The rise of wearable technology in healthcare promotes patient-centricity and brings wellbeing into the focus of people’s conscious thinking. And what does it mean to the future of the healthcare industry? — Unfortunately, the global healthcare system still relies heavily on manual processes, obsolete technologies, and in-person interactions. Consequently, it may require time and significant effort for industry leaders to get up to speed with the rapid pace of innovation. However, finding a reliable IT partner and creating a connected ecosystem for healthcare trackers, wearables and sensors, virtual care providers will enhance the individual clinical experience and give patients a more proactive and responsible role in their self-care.
AI and Automation
Even though younger medical personnel are tech-savvy, about one-third don't know how to utilize digital patient data to inform patient care.
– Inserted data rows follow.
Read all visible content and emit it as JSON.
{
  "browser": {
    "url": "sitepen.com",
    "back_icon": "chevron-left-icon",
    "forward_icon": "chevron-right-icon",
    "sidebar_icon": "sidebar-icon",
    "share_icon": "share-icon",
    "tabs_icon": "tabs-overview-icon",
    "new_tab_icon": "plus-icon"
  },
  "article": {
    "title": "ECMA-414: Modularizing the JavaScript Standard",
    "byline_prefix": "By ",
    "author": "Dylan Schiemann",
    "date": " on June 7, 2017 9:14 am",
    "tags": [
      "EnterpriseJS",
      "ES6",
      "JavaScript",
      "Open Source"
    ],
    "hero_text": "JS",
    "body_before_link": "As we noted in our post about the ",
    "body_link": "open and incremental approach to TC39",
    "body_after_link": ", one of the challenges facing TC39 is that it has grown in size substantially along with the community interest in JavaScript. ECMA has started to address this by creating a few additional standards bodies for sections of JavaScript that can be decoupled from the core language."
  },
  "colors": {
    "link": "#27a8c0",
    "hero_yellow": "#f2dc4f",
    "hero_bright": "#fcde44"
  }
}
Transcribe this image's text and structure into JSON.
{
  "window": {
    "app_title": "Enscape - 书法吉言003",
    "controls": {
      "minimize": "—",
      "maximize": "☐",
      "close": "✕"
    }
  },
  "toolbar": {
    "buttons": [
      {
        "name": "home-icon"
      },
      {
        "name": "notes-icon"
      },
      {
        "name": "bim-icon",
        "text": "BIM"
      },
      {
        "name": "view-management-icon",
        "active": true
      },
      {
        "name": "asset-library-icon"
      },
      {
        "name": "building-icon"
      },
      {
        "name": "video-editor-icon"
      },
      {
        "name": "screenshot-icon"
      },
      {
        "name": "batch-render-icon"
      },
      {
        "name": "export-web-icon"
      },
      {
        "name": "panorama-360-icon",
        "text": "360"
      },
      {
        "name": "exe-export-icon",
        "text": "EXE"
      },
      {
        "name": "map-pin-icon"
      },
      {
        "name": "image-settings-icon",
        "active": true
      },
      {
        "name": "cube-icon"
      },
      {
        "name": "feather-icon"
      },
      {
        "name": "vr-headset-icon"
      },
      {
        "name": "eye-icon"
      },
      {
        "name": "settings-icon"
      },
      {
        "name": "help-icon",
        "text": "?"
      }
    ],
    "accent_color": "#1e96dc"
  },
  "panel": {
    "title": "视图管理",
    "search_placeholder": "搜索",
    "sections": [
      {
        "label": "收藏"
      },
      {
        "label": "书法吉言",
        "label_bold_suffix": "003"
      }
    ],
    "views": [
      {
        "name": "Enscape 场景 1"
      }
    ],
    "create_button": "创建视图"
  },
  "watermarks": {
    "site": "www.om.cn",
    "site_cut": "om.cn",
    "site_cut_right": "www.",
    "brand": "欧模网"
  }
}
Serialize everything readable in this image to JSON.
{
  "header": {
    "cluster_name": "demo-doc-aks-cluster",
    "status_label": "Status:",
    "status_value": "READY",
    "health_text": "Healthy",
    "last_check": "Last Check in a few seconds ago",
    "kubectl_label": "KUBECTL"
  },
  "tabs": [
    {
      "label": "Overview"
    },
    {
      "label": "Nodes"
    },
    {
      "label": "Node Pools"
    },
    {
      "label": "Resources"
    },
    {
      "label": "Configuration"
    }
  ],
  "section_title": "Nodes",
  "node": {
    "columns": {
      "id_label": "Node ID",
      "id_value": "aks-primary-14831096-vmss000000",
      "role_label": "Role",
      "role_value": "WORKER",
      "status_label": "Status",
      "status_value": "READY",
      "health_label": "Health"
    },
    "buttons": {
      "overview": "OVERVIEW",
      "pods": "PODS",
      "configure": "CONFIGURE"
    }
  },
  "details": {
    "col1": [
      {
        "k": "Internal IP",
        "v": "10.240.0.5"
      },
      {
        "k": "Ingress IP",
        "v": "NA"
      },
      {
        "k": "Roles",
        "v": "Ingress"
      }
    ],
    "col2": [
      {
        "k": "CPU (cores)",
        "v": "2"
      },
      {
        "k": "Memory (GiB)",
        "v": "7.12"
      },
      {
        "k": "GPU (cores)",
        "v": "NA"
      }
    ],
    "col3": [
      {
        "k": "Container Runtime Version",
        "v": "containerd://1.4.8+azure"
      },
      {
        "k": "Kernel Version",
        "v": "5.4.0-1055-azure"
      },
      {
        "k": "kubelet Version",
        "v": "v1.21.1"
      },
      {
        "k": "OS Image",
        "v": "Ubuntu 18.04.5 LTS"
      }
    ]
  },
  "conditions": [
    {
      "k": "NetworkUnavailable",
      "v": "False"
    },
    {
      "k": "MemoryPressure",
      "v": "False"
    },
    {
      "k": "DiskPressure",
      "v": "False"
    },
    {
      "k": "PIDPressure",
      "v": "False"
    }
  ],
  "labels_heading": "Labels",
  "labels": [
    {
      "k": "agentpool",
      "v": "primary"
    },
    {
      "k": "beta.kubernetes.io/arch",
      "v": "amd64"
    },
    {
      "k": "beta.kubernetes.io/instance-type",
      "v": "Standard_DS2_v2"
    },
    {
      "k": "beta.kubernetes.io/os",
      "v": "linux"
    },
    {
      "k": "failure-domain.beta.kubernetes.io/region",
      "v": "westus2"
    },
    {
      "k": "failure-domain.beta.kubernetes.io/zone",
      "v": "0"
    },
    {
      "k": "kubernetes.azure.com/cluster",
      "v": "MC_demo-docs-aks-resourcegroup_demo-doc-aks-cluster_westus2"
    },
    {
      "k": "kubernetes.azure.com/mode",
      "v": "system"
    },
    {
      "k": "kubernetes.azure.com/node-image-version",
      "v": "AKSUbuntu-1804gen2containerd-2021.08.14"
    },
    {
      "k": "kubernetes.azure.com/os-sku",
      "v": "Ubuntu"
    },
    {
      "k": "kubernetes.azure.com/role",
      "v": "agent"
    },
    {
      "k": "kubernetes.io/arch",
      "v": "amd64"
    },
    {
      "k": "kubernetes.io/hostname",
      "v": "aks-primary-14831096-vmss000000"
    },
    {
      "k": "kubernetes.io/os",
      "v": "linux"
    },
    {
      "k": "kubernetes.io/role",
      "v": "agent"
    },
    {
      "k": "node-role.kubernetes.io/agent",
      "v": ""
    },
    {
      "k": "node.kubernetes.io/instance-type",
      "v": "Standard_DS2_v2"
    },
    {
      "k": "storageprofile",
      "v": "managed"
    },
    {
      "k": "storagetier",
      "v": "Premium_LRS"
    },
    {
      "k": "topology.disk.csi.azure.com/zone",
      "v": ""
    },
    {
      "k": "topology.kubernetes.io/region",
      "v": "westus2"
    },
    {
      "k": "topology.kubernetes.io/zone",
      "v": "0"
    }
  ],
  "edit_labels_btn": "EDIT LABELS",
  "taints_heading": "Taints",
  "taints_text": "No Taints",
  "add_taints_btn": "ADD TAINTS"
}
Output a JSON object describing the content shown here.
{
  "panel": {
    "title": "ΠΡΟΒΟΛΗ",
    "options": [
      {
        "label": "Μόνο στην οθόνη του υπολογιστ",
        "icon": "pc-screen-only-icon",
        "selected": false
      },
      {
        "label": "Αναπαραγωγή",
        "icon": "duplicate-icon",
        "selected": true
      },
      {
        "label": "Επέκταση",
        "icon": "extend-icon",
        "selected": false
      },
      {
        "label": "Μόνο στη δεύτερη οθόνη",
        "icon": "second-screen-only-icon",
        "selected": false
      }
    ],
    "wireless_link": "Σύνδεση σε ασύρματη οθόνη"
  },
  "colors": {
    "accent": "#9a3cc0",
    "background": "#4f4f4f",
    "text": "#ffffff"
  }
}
Additionally, the amount of information they encounter in day-to-day practice can be overwhelming. All of these factors lead to stress, demotivation, and poor service quality. Consequently, ensuring better staff experiences become a top-of-mind priority for healthcare providers. In the coming decade, the adoption of robotics, machine learning, and artificial intelligence in healthcare will become a part of the ‘new norm.’ Routine, rule-based tasks like referrals, check-ins, prescription filling, or charting will be performed by automated healthcare solutions.
Meanwhile, AI technology will make it possible to detect and diagnose diseases faster and more accurately. Finally, machine learning can be applied to examine treatment patterns, recognize similar cases for further research, and assist with managing chronic diseases. Such an approach will potentially relieve the pressure on the medical staff and help to mitigate the potential shortage of qualified medical personnel. No wonder the global healthcare AI market size is projected to reach $31.3 billion by 2025.
Technological enablement, digitization, and automation are affecting industries today in profound ways. Healthcare delivery is no exception. On the supply side, a host of new technologies can now be integrated into care delivery: artificial intelligence (AI), robotics, precision medicine, 3-D printing, augmented reality/virtual reality, genomics, telemedicine, and more. Adoption of these technologies is being driven by both immediate needs (e.g., cost control and efficiency optimization) and longer-term goals (especially greater precision, fewer errors, and a better outcome.
The Covid pandemic has unveiled not only vulnerabilities and transformative opportunities, but also our resourcefulness and empathy. We’re well on the way to a future-proof and resilient healthcare system, and this transformation will continue for months and years after the crisis. The above-described future trends in healthcare technology and approaches to upskilling offer industry leaders a path to start navigating to the next normal and catch up with the new reality.
In summary, the smart hospitals of the future will look very different from the hospitals of today and the past. Smart hospitals will operate in an environment of decentralized care provision and will no longer serve as the predominant (or in some countries, sole) provider of all healthcare interventions. Smart hospitals will focus instead on a core set of in-house services and connect with a broader ecosystem for delivery of other care services in an agile and efficient manner. In smart hospitals, digitally-enabled clinical staff will be able to deliver better outcomes and a more integrated patient experience, and continuously innovate in care delivery.